The DPO must give advice to the organization with regard to creating and conducting Data Protection Impact Assessments, or DPIA. DPIAs must be conducted when data processing may result in “a high risk to the rights and freedoms of natural persons” (taken from the text of GDPR). This means that whenever the organization is going to create or implement a process which may result in a high data risk to personal data, a DPIA must be used and the DPO must have given advice about it. This highlights the importance of the independence of this role: Imagine how shady it would look if an organization were to conduct DPIAs without advice of their own DPO.


DPOs must create and maintain documentation related to their data processing activities. This duty extends to their DPIA processing, which is one of the most important and comprehensive responsibilities that DPOs must satisfy. As a rule of thumb, documentation is essential to compliance with important regulations today (such as HIPAA) and GDPR is no exception.


Not only do GPOs have many duties they must satisfy in the course of their work, organizations have some responsibility in this regard too. Organizations are required to give DPOs the support they require in order to carry out their role independent of the organization. This could include providing open channels of communication between the DPO and senior management, providing physical materials where needed and allowing the DPO the general freedom they require to perform the role’s responsibilities in an independent fashion. To this end, DPOs do not need to be micromanaged or line-managed, making their management more of an arm’s-length affair.

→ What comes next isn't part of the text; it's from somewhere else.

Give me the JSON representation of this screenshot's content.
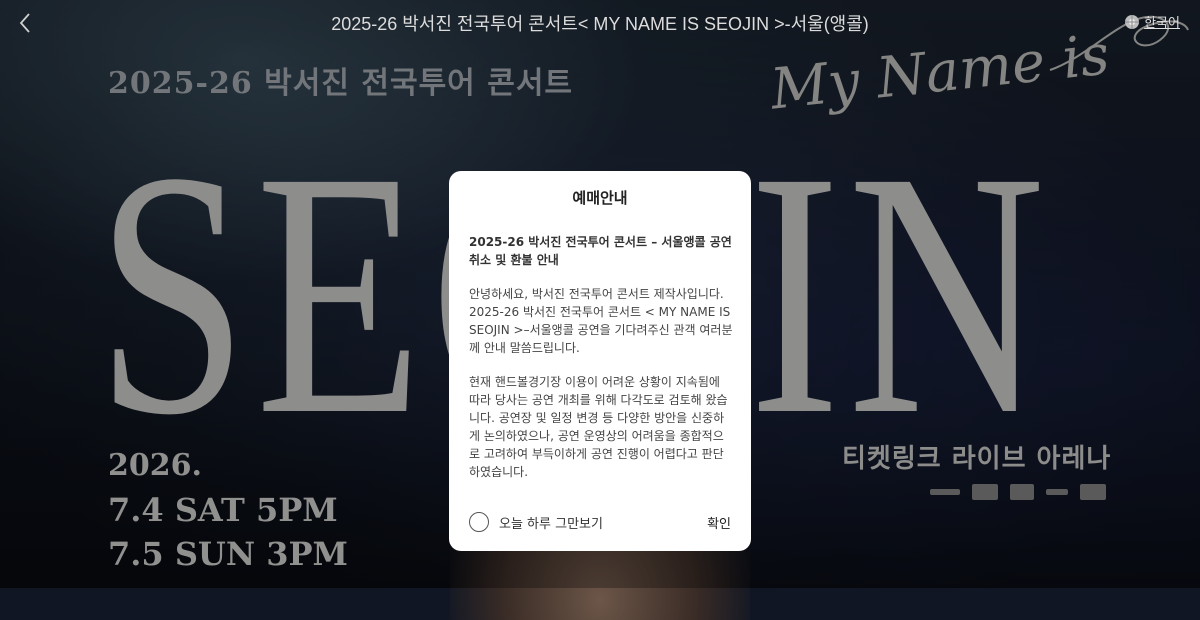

With the implementation of GDPR within the EU, Data Protection Officers have quickly assumed a very essential role within organizations that process large amounts of personal data within the EU. This is probably a new requirement for many organizations, especially smaller ones, and this may take some time to adjust to. Follow the guidelines above and your organization will be well on the way to meeting compliance with GDPR.



  1. A Complete Guide For Hiring A GDPR Data Protection Officer (DPO),
  2. How To Hire A Data Protection Officer, Forbes
  3. GDPR Privacy Impact Assessment, Intersoft Consulting
  4. Data Protection Officer (DPO), European Data Protection Supervisor
Posted: April 10, 2019
Greg Belding
View Profile

Greg is a Veteran IT Professional working in the Healthcare field. He enjoys Information Security, creating Information Defensive Strategy, and writing – both as a Cybersecurity Blogger as well as for fun.